── MATERIAL TO PROCESS

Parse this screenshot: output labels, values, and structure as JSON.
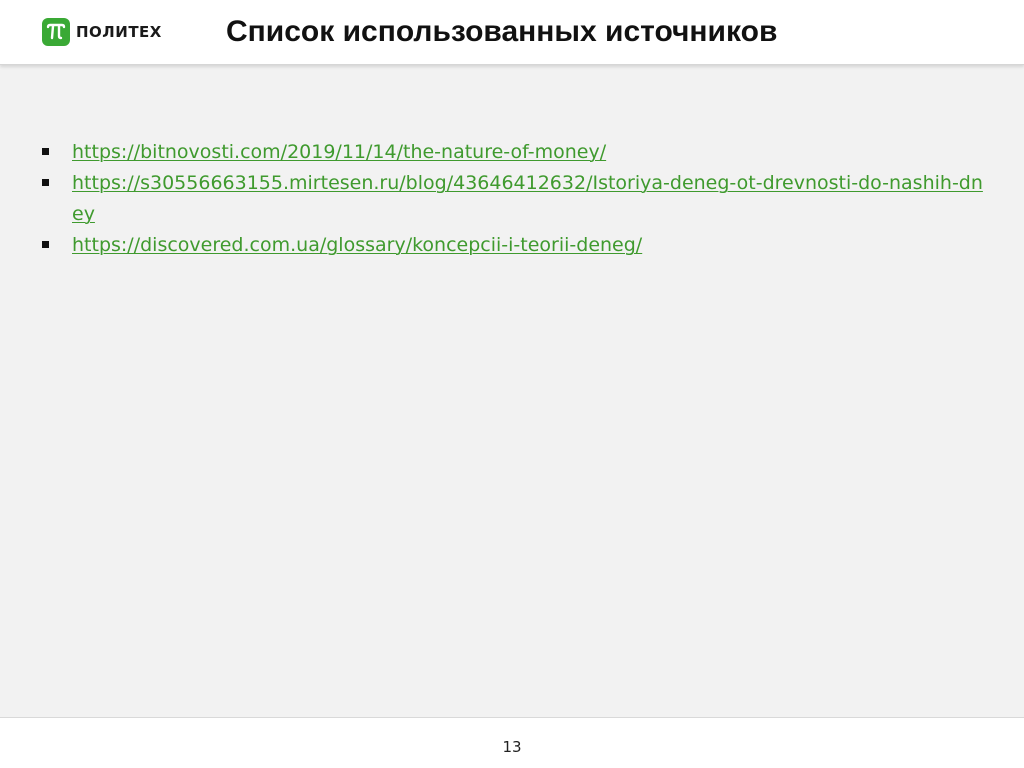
{
  "header": {
    "logo_text": "ПОЛИТЕХ",
    "title": "Список использованных источников",
    "brand_color": "#3aa935",
    "logo_icon": "pi-logo-icon"
  },
  "sources": [
    {
      "url": "https://bitnovosti.com/2019/11/14/the-nature-of-money/"
    },
    {
      "url": "https://s30556663155.mirtesen.ru/blog/43646412632/Istoriya-deneg-ot-drevnosti-do-nashih-dney"
    },
    {
      "url": "https://discovered.com.ua/glossary/koncepcii-i-teorii-deneg/"
    }
  ],
  "link_color": "#3f9a2e",
  "footer": {
    "page_number": "13"
  }
}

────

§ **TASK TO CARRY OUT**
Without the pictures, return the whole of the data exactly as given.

§ **COMPLETED EXERCISE**
Parse this screenshot: output labels, values, and structure as JSON.
{
  "header": {
    "logo_text": "ПОЛИТЕХ",
    "title": "Список использованных источников",
    "brand_color": "#3aa935",
    "logo_icon": "pi-logo-icon"
  },
  "sources": [
    {
      "url": "https://bitnovosti.com/2019/11/14/the-nature-of-money/"
    },
    {
      "url": "https://s30556663155.mirtesen.ru/blog/43646412632/Istoriya-deneg-ot-drevnosti-do-nashih-dney"
    },
    {
      "url": "https://discovered.com.ua/glossary/koncepcii-i-teorii-deneg/"
    }
  ],
  "link_color": "#3f9a2e",
  "footer": {
    "page_number": "13"
  }
}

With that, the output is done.